I’ve carried this ton of trouble,
lived with a stomach full of pain.
Long enough my arrogant enemies
have looked down their noses at me.

3-4 Take a good look at me, God, my God;
I want to look life in the eye,
So no enemy can get the best of me
or laugh when I fall on my face.

5-6 I’ve thrown myself headlong into your arms—
I’m celebrating your rescue.
I’m singing at the top of my lungs,
I’m so full of answered prayers.   (The Message)

WAKE UP:

Here are a few options to help youth wake up to idea of the devotional you are

teaching:

WHY DO I CARE?

Let’s be honest – sometimes figuring out the Bible feels like a wrestling match. Following God and being a disciple of Jesus can sometimes feel like riding a roller coaster. Maybe even like having a wrestling match while on a roller coaster! We have experiences that convince us that following Jesus is absolutely worth it. That is, until a good friend betrays us or a family member becomes sick or we don’t feel God’s presence anymore when we pray. Then nothing can convince us that God even exists.

This faith roller coaster of highs and lows and thrills and anxieties isn’t new to those who love God. We will continue to see this cycle as we discover more about the psalms.

Psalms of praise are, not surprisingly, songs of worship in times of joy for the author; when things are good it’s natural to express feelings of thanks, joy and gratitude toward God.

Laments make up 2/3 of the Psalms (!) and in all but one lament Psalm there is a shift at some point from the misery and the pain of the lament to some expression of hope, trust, or the expectation of being delivered and then renewed praise.  For the psalm writers, praise could happen even in the darkest moments – in fact, especially in those darkest moments.

Q, Does anyone know what the word “lament” means?

Grieving, crying, weeping and mourning are all words that can be used alongside the word lament. Basically, these are very sad, very specific songs in times of need. When things are hard and unfair and it feels like God isn’t anywhere to be found, we lament. We cry, we mourn, we get ticked off and we wail at God.

WHAT DO I DO?

  1. Listen to Rachel Wilhelm’s Psalm 13 https://www.youtube.com/watch?v=JVToKxK3NFA  (If you didn’t read Psalm 13 together, this is a great time to do that.  Or you can reread it to refresh your group’s memory if that is helpful)
  1. Lament psalms have a typical structure. It goes like this:

God, I’m suffering pretty badly here.

God, everybody is against me, or laughing at me. It’s horrible and it isn’t fair.
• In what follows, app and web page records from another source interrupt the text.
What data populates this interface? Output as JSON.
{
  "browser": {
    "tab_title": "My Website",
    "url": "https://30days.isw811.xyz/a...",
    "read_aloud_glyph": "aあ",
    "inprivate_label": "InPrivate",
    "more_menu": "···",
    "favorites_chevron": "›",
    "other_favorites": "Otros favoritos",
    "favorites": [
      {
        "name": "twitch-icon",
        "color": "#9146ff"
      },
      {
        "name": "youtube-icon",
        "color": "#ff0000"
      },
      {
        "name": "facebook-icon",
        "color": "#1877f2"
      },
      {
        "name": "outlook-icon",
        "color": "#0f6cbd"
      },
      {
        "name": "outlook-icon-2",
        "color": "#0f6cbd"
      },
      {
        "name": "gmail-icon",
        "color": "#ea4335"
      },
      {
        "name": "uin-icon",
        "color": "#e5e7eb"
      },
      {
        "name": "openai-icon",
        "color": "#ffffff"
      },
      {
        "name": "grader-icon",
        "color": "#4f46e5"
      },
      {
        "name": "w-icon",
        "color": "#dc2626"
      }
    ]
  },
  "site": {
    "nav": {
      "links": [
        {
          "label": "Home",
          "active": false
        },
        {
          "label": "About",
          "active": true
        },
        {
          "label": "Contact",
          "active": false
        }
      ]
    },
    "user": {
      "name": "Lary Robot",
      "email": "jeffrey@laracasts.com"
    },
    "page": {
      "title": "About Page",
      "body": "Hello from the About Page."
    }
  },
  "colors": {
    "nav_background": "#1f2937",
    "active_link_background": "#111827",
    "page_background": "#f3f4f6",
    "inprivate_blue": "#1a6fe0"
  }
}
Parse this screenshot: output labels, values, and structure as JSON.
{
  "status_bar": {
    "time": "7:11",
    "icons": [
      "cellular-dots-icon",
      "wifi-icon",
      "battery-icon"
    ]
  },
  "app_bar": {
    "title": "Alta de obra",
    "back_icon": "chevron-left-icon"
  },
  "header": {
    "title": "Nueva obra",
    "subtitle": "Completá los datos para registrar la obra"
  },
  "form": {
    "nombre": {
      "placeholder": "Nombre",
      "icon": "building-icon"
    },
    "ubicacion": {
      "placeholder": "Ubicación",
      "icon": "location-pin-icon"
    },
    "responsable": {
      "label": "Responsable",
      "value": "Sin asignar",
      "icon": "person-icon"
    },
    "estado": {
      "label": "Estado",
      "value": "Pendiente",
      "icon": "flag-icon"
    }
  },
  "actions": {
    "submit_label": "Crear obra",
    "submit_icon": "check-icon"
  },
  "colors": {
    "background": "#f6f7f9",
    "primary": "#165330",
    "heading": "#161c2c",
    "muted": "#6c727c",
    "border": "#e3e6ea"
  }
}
God, you aren’t doing anything to help right now, and I desperately need you to.

How long will this go on, please?  Must I wait forever?

But God, I still trust you and will go on praising you, no matter what.

Take time to sit quietly and reflect on a time in your life when you were experiencing some type of deep pain or protest. Let yourself try to remember the feelings that were associated with that time in your life. What were the cries of your heart? What were your questions about where God was at that time? As an expression of prayer, write your own lament about that time or that experience of pain or loss.

  1. Bring yourself before Jesus and commit to reading, studying, meditating (thinking about it) and then applying the Psalms over the next two weeks

OTHER RESOURCES:

Rachel Wilhelm “Songs of Lament” on Spotify https://open.spotify.com/album/6xef4BKdgFQcIcAPByYT4k

   

OTHER RESOURCES:

  1. Verses to cross-reference:
    • Psalm 119 (delighting in the law of the Lord(
    • Galatians 5:22-3 (fruit of the Spirit)
    • Deuteronomy 30:11-19 (I set before you, life or death…choose life!)
  2. Calm Psalms – Fleeting.mp4

Ideas for Corporate Worship time…

  1. Calm Psalms – Fleeting
  2. Worship Songs – Psalm 40 (Lament), Goodness of God
2020-01-15T23:59:09-07:00